vol.25 issue3Palliative and support care at home in primary careSecond-hand smoke exposure in hospitality venues in Barcelona: measurement of respirable particles author indexsubject indexarticles search
Home Pagealphabetic serial listing  

Services on Demand




Related links

  • On index processCited by Google
  • Have no similar articlesSimilars in SciELO
  • On index processSimilars in Google


Gaceta Sanitaria

Print version ISSN 0213-9111


ALVES, Elisabete et al. Medical record review to recover missing data in a Portuguese birth cohort: agreement with self-reported data collected by questionnaire and inter-rater variability. Gac Sanit [online]. 2011, vol.25, n.3, pp.211-219. ISSN 0213-9111.

Objectives: To assess the yield of medical record review to recover missing data originally collected by questionnaire, to analyze the agreement between these two data sources and to determine interobserver variability in clinical record review. Methods: We analyzed data from a birth cohort of 8,127 women who were consecutively recruited after giving birth from 2005-2006. Recruitment was conducted at all public maternity units of Porto, Portugal. We reviewed the medical records of 3,657 women with missing data in the baseline questionnaire and assessed agreement between these two sources by using information from participants with data from both sources. Interobserver variability was assessed by using 400 randomly selected clinical records. Results: Data on pregnancy complications and maternal anthropometric parameters were successfully recovered. Agreement between the questionnaire and records in family history data was fair, particularly for cardiovascular disease [k=0.27; 95% confidence interval (95%CI): 0.23-0.32]. The highest agreement was observed for personal history of diabetes (k=0.82; 95%CI 0.70-0.93), while agreement for hypertension was moderate (k=0.60; 95%CI 0.50-0.69). Discrepancies in prepregnancy body mass index classes were observed in 10.3% women. Data were highly consistent between the two reviewers, with the highest agreement found for gestational diabetes (k=1.00) and birth weight (99.5% concordance). Conclusion: Data from the medical records and questionnaire were concordant with regard to pregnancy and well-known risk factors. The low interobserver variability did not threaten the precision of our data.

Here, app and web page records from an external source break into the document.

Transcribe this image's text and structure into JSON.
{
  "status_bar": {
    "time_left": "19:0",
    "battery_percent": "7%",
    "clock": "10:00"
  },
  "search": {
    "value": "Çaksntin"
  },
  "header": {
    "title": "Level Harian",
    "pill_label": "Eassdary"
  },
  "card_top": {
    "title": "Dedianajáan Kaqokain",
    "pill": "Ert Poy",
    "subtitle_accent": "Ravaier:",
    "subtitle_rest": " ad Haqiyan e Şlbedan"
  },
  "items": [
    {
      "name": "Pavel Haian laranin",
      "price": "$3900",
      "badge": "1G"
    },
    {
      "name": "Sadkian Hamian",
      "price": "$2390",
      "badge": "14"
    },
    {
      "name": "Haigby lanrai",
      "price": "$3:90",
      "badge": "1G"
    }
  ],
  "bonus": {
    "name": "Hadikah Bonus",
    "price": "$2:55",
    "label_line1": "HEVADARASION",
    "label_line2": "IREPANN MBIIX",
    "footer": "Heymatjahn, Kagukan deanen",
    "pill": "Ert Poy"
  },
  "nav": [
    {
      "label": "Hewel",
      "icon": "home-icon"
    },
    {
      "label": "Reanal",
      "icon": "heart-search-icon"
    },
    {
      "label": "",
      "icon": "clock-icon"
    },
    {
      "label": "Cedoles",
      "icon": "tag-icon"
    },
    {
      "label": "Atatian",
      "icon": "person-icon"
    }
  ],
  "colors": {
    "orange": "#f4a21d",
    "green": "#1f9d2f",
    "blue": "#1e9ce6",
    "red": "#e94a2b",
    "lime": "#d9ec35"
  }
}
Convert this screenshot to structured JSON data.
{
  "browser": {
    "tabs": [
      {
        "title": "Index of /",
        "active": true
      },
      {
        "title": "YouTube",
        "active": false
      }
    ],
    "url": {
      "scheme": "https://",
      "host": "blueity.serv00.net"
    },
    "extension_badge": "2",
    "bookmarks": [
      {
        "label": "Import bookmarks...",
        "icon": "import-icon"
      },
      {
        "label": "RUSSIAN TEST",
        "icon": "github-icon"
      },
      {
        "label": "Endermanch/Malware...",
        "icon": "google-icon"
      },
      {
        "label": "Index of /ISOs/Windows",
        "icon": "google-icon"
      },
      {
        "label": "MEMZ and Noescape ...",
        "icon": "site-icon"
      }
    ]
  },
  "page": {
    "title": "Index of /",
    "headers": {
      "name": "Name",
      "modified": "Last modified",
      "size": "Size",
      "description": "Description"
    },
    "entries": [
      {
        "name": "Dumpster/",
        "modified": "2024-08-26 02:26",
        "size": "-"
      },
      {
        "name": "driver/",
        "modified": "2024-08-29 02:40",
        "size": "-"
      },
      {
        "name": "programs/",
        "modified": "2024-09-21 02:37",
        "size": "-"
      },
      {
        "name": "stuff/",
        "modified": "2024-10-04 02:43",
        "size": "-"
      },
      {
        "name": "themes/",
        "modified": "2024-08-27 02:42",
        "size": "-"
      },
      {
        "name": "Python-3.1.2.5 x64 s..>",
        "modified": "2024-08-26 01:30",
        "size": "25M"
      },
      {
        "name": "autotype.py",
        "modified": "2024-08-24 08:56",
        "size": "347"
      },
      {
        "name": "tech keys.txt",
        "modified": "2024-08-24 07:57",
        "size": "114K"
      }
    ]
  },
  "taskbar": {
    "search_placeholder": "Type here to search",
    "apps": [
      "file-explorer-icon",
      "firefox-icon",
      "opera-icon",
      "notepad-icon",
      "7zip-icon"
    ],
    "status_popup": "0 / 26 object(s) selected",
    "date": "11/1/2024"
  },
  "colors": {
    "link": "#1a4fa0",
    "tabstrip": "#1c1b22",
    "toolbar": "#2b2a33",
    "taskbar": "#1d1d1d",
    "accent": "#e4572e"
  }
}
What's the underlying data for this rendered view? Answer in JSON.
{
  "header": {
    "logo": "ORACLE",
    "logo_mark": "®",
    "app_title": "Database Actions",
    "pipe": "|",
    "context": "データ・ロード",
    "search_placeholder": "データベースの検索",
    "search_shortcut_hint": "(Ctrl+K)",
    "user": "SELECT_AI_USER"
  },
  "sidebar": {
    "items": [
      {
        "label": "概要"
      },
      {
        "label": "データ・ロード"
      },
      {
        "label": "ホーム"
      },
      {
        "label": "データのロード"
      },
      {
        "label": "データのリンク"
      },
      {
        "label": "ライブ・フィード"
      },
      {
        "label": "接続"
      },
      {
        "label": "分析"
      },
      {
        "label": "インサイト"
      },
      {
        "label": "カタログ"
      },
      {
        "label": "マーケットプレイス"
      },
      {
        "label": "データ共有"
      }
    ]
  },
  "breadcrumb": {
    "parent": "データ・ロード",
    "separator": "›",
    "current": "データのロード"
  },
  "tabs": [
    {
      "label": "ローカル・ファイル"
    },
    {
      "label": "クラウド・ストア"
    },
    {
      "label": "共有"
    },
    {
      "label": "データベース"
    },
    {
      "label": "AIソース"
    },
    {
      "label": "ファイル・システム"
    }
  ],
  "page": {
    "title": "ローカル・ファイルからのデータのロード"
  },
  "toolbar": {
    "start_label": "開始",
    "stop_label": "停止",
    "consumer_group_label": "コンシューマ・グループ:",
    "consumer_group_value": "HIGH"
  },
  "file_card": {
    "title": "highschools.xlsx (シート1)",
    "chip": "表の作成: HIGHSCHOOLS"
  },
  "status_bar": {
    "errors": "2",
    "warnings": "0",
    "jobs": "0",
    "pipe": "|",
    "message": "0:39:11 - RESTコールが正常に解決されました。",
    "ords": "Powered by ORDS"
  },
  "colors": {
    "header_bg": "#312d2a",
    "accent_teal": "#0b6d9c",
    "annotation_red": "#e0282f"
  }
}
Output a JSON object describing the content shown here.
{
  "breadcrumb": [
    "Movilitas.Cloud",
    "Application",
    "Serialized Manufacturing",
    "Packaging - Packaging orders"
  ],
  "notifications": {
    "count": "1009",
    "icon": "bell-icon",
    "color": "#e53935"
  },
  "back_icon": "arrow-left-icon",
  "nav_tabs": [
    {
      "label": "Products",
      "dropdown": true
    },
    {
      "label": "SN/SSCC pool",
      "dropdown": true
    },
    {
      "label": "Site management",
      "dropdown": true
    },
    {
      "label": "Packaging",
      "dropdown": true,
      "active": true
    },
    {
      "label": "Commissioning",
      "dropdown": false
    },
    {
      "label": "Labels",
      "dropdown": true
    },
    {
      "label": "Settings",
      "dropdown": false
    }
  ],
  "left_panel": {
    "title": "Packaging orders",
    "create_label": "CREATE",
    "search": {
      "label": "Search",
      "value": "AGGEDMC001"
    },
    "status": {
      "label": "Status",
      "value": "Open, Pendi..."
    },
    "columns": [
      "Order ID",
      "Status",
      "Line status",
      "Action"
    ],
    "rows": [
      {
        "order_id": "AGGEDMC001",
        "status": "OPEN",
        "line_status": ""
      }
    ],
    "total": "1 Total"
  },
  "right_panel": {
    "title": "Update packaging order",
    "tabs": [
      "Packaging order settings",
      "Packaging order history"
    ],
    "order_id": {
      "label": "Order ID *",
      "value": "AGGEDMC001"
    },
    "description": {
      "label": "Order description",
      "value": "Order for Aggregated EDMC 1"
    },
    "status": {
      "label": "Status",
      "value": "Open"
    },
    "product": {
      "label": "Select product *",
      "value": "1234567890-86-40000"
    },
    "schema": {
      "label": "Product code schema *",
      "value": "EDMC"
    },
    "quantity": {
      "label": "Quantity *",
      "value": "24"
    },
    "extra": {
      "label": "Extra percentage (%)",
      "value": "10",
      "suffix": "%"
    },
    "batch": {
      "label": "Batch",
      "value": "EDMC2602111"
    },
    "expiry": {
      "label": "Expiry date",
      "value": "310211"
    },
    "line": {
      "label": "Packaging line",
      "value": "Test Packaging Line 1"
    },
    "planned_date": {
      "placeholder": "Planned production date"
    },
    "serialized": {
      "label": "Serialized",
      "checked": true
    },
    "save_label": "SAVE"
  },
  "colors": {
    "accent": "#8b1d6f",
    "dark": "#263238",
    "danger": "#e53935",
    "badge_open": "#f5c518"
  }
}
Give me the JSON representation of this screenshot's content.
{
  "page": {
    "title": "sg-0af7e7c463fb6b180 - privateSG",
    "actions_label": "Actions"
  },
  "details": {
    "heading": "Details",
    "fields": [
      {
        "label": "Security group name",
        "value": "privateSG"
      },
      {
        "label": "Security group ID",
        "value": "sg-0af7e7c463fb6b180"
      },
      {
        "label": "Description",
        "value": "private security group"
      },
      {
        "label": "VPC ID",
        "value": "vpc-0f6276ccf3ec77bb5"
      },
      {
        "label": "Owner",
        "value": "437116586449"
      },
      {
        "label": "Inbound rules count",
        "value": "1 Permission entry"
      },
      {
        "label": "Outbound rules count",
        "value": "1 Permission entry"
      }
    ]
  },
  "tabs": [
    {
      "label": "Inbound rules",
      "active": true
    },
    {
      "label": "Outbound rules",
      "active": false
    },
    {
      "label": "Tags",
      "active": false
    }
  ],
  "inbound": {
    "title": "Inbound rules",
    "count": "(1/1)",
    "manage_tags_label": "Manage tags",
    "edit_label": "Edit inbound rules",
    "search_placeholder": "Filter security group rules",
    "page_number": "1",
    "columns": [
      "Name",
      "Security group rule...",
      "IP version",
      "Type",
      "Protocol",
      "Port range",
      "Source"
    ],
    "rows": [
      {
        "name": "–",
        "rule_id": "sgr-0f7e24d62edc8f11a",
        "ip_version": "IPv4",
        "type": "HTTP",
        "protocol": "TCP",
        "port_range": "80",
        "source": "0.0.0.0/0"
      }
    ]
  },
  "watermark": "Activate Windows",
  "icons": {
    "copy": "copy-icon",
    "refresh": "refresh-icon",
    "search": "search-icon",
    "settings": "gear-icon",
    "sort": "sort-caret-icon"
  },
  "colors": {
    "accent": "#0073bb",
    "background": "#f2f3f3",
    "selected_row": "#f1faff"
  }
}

Keywords : Epidemiologic methods; Medical records; Interobserver variability; Anthropometry; Cohort studies.

        · abstract in Spanish     · text in English     · English ( pdf )


Creative Commons License All the contents of this journal, except where otherwise noted, is licensed under a Creative Commons Attribution License